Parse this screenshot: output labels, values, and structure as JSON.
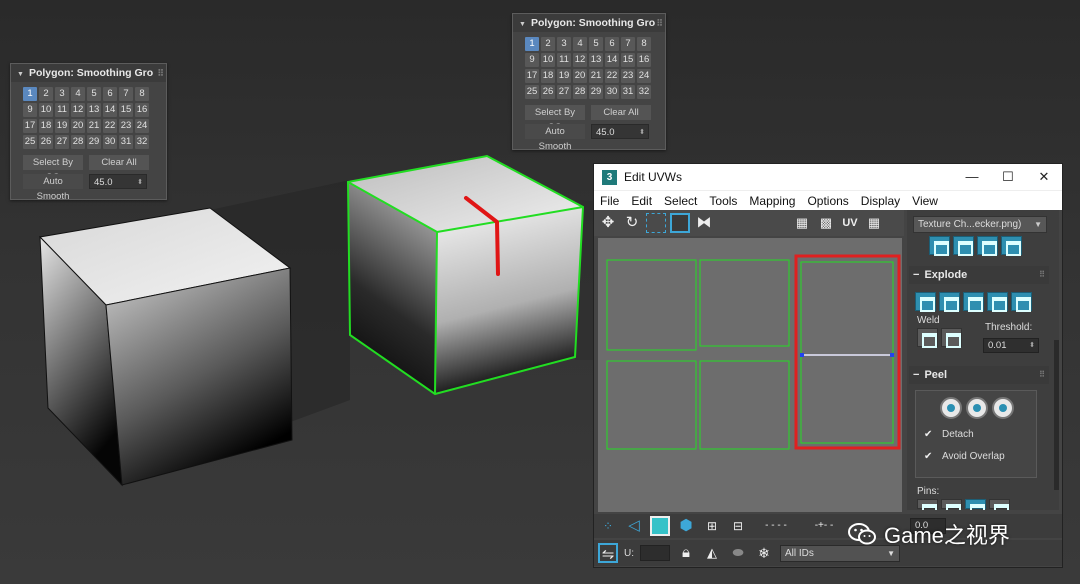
{
  "sg_panel_left": {
    "title": "Polygon: Smoothing Gro",
    "groups": [
      "1",
      "2",
      "3",
      "4",
      "5",
      "6",
      "7",
      "8",
      "9",
      "10",
      "11",
      "12",
      "13",
      "14",
      "15",
      "16",
      "17",
      "18",
      "19",
      "20",
      "21",
      "22",
      "23",
      "24",
      "25",
      "26",
      "27",
      "28",
      "29",
      "30",
      "31",
      "32"
    ],
    "active_group": "1",
    "select_by_sg": "Select By SG",
    "clear_all": "Clear All",
    "auto_smooth": "Auto Smooth",
    "auto_smooth_value": "45.0"
  },
  "sg_panel_top": {
    "title": "Polygon: Smoothing Gro",
    "groups": [
      "1",
      "2",
      "3",
      "4",
      "5",
      "6",
      "7",
      "8",
      "9",
      "10",
      "11",
      "12",
      "13",
      "14",
      "15",
      "16",
      "17",
      "18",
      "19",
      "20",
      "21",
      "22",
      "23",
      "24",
      "25",
      "26",
      "27",
      "28",
      "29",
      "30",
      "31",
      "32"
    ],
    "active_group": "1",
    "select_by_sg": "Select By SG",
    "clear_all": "Clear All",
    "auto_smooth": "Auto Smooth",
    "auto_smooth_value": "45.0"
  },
  "uvw_window": {
    "app_icon": "3",
    "title": "Edit UVWs",
    "window_buttons": [
      "—",
      "☐",
      "✕"
    ],
    "menu": [
      "File",
      "Edit",
      "Select",
      "Tools",
      "Mapping",
      "Options",
      "Display",
      "View"
    ],
    "toolbar_uv_label": "UV",
    "texture_dropdown": "Texture Ch...ecker.png)",
    "explode": {
      "title": "Explode",
      "weld_label": "Weld",
      "threshold_label": "Threshold:",
      "threshold_value": "0.01"
    },
    "peel": {
      "title": "Peel",
      "detach_label": "Detach",
      "avoid_overlap_label": "Avoid Overlap",
      "pins_label": "Pins:"
    },
    "bottom": {
      "spinner_value": "0.0",
      "u_label": "U:",
      "ids_dropdown": "All IDs"
    }
  },
  "watermark": {
    "text": "Game之视界"
  },
  "colors": {
    "selection_green": "#22dd22",
    "selection_red": "#e02020",
    "accent_blue": "#5a88bf",
    "tool_teal": "#2e8fb0"
  }
}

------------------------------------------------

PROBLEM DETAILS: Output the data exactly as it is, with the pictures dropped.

EXERCISE RESPONSE:
Parse this screenshot: output labels, values, and structure as JSON.
{
  "sg_panel_left": {
    "title": "Polygon: Smoothing Gro",
    "groups": [
      "1",
      "2",
      "3",
      "4",
      "5",
      "6",
      "7",
      "8",
      "9",
      "10",
      "11",
      "12",
      "13",
      "14",
      "15",
      "16",
      "17",
      "18",
      "19",
      "20",
      "21",
      "22",
      "23",
      "24",
      "25",
      "26",
      "27",
      "28",
      "29",
      "30",
      "31",
      "32"
    ],
    "active_group": "1",
    "select_by_sg": "Select By SG",
    "clear_all": "Clear All",
    "auto_smooth": "Auto Smooth",
    "auto_smooth_value": "45.0"
  },
  "sg_panel_top": {
    "title": "Polygon: Smoothing Gro",
    "groups": [
      "1",
      "2",
      "3",
      "4",
      "5",
      "6",
      "7",
      "8",
      "9",
      "10",
      "11",
      "12",
      "13",
      "14",
      "15",
      "16",
      "17",
      "18",
      "19",
      "20",
      "21",
      "22",
      "23",
      "24",
      "25",
      "26",
      "27",
      "28",
      "29",
      "30",
      "31",
      "32"
    ],
    "active_group": "1",
    "select_by_sg": "Select By SG",
    "clear_all": "Clear All",
    "auto_smooth": "Auto Smooth",
    "auto_smooth_value": "45.0"
  },
  "uvw_window": {
    "app_icon": "3",
    "title": "Edit UVWs",
    "window_buttons": [
      "—",
      "☐",
      "✕"
    ],
    "menu": [
      "File",
      "Edit",
      "Select",
      "Tools",
      "Mapping",
      "Options",
      "Display",
      "View"
    ],
    "toolbar_uv_label": "UV",
    "texture_dropdown": "Texture Ch...ecker.png)",
    "explode": {
      "title": "Explode",
      "weld_label": "Weld",
      "threshold_label": "Threshold:",
      "threshold_value": "0.01"
    },
    "peel": {
      "title": "Peel",
      "detach_label": "Detach",
      "avoid_overlap_label": "Avoid Overlap",
      "pins_label": "Pins:"
    },
    "bottom": {
      "spinner_value": "0.0",
      "u_label": "U:",
      "ids_dropdown": "All IDs"
    }
  },
  "watermark": {
    "text": "Game之视界"
  },
  "colors": {
    "selection_green": "#22dd22",
    "selection_red": "#e02020",
    "accent_blue": "#5a88bf",
    "tool_teal": "#2e8fb0"
  }
}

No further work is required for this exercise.